I trudged along the graveled road, towards the bus stop, in the chilly January morning, alone. It was still dark, as even the sun was lassitude stricken, the morning breeze forcing it to stay beneath the horizon. I pulled my blazer closer.
The whole colony seemed frozen. Even the stray dogs dug deep into themselves, blanketing the cold. The lifelessness haunted me. I missed dad. I missed the way he used to accompany me, upto the bus stop, listening to my stories. While my friends used to taunt me, laughing off at the way I still depended on dad to follow me everywhere, even to the bus stop, I had always found it as the best part of the day.
I missed him wearing his fat Eskimo jacket (which I hated considering it was totally out of fashion), shielding him from the cold. I felt my eyes getting moist as I thought of him lying alone in the cold grave, and my shear helplessness whimpered me.
“Are you heading to the bus stop, kid?” someone called out.
I turned around and found an old man rubbing hands as he smiled in my direction. I looked around to see whom he was talking to.
“Are you talking to me?” I asked him through hand gestures.
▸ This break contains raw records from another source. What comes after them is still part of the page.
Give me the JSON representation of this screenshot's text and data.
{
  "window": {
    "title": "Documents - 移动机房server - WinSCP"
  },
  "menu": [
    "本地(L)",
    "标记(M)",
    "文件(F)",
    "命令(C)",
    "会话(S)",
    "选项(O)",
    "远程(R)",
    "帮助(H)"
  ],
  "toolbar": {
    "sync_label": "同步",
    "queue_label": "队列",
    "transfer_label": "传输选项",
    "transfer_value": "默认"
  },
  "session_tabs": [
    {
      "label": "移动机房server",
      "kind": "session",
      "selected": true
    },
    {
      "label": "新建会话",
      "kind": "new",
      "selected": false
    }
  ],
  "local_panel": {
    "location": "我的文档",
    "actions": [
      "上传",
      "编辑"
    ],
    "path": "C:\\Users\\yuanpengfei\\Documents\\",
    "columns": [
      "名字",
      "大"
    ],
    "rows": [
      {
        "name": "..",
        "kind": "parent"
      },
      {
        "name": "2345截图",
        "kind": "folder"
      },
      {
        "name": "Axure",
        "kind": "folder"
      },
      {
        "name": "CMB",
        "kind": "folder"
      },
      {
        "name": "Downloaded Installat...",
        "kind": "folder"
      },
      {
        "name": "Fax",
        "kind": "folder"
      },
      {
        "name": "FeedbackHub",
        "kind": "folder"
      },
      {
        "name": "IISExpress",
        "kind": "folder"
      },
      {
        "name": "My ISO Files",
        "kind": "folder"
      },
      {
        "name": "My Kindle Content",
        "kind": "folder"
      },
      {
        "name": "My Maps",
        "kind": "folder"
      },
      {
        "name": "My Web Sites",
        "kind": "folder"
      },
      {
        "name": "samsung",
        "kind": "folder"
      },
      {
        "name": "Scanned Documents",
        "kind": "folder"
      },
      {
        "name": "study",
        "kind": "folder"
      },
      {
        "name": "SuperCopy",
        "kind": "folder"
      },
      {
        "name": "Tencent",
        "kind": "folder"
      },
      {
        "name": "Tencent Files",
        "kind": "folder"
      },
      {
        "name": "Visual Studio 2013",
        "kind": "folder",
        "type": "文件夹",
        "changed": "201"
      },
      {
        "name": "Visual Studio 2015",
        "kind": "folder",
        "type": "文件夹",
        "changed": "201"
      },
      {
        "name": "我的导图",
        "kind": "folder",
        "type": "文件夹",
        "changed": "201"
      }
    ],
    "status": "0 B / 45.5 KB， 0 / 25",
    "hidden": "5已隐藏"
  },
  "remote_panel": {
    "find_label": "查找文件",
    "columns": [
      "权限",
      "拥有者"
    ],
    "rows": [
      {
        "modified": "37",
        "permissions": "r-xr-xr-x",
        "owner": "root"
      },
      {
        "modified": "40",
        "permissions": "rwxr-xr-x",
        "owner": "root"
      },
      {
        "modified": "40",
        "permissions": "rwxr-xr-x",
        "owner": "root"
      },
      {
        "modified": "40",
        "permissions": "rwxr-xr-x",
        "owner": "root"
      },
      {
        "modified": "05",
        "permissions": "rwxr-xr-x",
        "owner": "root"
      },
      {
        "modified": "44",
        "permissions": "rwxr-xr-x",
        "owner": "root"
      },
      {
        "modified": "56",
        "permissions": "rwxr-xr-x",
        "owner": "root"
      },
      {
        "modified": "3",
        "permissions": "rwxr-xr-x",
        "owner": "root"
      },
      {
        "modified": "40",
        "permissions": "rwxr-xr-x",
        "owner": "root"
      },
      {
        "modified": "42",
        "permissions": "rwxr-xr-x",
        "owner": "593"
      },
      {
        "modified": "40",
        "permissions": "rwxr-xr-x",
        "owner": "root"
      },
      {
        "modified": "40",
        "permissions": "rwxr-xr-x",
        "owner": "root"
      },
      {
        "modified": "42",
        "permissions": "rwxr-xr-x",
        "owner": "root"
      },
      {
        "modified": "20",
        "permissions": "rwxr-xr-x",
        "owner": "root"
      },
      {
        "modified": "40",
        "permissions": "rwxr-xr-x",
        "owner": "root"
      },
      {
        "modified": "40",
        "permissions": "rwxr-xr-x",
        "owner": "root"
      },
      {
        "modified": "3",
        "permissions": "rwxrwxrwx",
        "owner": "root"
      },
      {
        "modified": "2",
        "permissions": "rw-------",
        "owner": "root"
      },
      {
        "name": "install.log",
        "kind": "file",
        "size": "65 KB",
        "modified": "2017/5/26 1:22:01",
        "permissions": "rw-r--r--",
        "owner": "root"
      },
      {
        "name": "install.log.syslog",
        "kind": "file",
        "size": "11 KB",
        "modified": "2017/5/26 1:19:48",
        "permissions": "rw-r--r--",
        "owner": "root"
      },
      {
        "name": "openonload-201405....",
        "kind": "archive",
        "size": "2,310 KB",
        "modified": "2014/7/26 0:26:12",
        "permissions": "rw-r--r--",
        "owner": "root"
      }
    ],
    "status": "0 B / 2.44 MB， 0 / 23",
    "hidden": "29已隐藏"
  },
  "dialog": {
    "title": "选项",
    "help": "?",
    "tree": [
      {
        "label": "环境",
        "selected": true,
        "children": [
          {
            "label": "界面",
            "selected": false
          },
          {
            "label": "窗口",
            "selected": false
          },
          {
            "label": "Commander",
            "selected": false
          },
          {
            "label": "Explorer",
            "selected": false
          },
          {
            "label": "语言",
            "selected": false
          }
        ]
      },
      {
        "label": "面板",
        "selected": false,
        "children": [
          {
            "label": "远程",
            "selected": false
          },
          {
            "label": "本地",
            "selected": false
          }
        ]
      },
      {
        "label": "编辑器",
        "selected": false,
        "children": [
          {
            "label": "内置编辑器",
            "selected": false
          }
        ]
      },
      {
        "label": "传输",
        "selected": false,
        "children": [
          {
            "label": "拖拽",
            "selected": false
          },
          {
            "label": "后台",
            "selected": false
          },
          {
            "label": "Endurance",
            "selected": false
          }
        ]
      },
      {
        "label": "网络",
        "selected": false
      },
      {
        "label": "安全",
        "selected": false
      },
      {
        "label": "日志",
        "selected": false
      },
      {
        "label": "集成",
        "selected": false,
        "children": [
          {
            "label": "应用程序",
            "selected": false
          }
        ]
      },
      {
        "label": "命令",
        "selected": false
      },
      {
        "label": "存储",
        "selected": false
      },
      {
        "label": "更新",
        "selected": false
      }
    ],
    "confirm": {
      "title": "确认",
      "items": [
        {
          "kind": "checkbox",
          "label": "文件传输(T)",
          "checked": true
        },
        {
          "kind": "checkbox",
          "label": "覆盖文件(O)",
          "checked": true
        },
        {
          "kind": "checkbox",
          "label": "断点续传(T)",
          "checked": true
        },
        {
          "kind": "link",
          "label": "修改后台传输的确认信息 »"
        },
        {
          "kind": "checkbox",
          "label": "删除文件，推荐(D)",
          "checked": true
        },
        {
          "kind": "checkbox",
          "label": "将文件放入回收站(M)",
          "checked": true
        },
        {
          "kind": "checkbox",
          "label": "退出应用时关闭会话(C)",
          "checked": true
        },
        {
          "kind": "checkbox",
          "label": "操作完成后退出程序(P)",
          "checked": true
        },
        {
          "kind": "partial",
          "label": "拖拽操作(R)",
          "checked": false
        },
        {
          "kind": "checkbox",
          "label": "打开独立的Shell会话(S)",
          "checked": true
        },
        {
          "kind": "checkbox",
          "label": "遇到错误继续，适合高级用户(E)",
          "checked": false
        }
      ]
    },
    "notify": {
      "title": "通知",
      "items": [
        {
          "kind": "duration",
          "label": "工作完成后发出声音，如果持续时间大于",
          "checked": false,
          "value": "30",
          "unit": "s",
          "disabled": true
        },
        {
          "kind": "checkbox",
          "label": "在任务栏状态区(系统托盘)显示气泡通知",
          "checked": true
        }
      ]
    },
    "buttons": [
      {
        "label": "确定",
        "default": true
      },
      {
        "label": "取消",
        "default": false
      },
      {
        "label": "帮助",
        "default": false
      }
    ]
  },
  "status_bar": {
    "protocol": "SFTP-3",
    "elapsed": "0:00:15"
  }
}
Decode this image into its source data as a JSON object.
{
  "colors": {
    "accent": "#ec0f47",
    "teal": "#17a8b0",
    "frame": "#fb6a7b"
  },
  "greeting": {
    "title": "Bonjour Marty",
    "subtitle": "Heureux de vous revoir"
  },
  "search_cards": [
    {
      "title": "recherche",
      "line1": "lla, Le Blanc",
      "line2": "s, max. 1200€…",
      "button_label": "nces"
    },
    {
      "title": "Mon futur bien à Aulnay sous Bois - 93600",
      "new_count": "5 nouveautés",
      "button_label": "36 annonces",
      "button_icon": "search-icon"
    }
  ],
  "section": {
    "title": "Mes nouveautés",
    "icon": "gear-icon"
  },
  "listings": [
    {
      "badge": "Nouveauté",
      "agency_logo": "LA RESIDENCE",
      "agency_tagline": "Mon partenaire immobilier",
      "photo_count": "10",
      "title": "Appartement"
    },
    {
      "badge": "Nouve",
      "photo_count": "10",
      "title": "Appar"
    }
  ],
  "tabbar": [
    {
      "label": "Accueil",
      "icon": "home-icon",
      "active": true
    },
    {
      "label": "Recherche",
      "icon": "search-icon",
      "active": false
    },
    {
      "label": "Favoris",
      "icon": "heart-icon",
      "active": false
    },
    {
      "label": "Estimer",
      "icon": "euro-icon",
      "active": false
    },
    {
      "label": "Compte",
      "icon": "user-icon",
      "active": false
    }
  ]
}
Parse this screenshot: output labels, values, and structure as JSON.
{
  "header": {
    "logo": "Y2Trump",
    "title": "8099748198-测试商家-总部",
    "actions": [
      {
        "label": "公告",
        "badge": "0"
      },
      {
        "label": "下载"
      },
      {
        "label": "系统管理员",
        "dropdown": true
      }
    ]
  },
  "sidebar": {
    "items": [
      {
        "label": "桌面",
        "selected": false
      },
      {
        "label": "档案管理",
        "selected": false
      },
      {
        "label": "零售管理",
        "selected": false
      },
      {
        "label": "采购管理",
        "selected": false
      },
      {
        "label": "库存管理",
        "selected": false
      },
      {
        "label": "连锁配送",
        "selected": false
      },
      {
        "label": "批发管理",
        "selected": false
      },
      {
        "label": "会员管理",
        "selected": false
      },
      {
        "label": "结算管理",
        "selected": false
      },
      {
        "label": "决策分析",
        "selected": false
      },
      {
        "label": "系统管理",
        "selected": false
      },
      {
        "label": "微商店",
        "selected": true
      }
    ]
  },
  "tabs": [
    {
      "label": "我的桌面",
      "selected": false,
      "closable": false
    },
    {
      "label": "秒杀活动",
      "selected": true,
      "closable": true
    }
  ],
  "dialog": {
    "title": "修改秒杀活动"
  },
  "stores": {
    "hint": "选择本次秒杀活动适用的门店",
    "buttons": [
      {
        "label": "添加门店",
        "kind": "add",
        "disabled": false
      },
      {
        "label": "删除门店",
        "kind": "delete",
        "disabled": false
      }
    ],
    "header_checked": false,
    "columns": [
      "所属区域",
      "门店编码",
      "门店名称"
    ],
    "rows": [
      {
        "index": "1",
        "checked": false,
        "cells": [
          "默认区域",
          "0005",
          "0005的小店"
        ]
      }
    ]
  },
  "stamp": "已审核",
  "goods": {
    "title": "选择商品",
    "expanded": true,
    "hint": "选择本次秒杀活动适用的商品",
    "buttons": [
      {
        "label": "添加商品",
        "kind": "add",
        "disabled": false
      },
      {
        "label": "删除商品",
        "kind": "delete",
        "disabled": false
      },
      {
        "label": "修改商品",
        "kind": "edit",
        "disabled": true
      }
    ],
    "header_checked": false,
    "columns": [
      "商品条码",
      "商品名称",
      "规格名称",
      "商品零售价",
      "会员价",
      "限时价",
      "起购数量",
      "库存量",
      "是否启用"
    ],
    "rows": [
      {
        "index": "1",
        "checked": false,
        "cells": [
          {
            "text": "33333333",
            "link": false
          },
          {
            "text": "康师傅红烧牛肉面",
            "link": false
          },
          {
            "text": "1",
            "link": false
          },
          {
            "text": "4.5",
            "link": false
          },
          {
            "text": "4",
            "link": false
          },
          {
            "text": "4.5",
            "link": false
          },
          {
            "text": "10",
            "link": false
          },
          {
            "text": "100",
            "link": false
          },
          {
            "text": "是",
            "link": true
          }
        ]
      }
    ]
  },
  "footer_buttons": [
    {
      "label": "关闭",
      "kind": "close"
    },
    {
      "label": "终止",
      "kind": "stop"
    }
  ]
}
“Yes yes.. to you only..” he said aloud, surprising me.
“Yeah…!” I replied, partly confused whether to continue walking or stop and talk to him.
“DON’T TALK TO STRANGERS” mom’s words to her chatty little girl echoed in my brain. Still i stood there transfixed, not knowing what to do.
He walked up towards me, and shouted, “Come on, I’d accompany you to the Bus stop.”
I felt awkward at his loudness, but then looking at his age, I felt his hearing was a little impaired and guessed he considered the rest of the world to be the same!
“Yeah… sure…” I shouted back smiling.
All the way till the bus stop, he walked with me, talking aloud. He didn’t ask me my name, neither did I ask his whereabouts. Soon the other busmates were there, and they looked at my new company, laughing and nodding heads.
“You go and join them, I’m fine here.” The old man announced.
I looked at him in awe. It was exactly what my dad used to say while standing with me.
Afraid of the lump in my throat, I nodded him a “No”.
He smiled… Exactly the same contended smile dad used to give me when I would scold him at asking me to leave him and join friends.
“You the best Amigo, Dadda!!!” my heart whispered aloud, my usual dialogue to dad, silently.
And he smiled almost in reflex, as if reading my heart.
I smiled back, perplexed. As the bus approached, he blessed me a good day. I thanked him and moved towards the stop.
Boarding the bus, I sat at my usual window seat, from where I used to wave Dad goodbye.
From the tinted pane of the bus, I saw him still standing there. He looked exactly at my window, trying to eye me.
As the bus started to move, I felt my heart getting heavier. I saw his eyes desperately searching for me, but the tainted glasses rendered him helpless.
As the bust left the stop, I felt an out surge of emotions. Opening the window frantically, I waved out to him. He smiled, a sunny smile that could light up the whole universe and waved back to me.
Hot tears gushed my cheeks as I sank back into the bus seat. I left the window open, letting the coldness lighten up my sunken soul.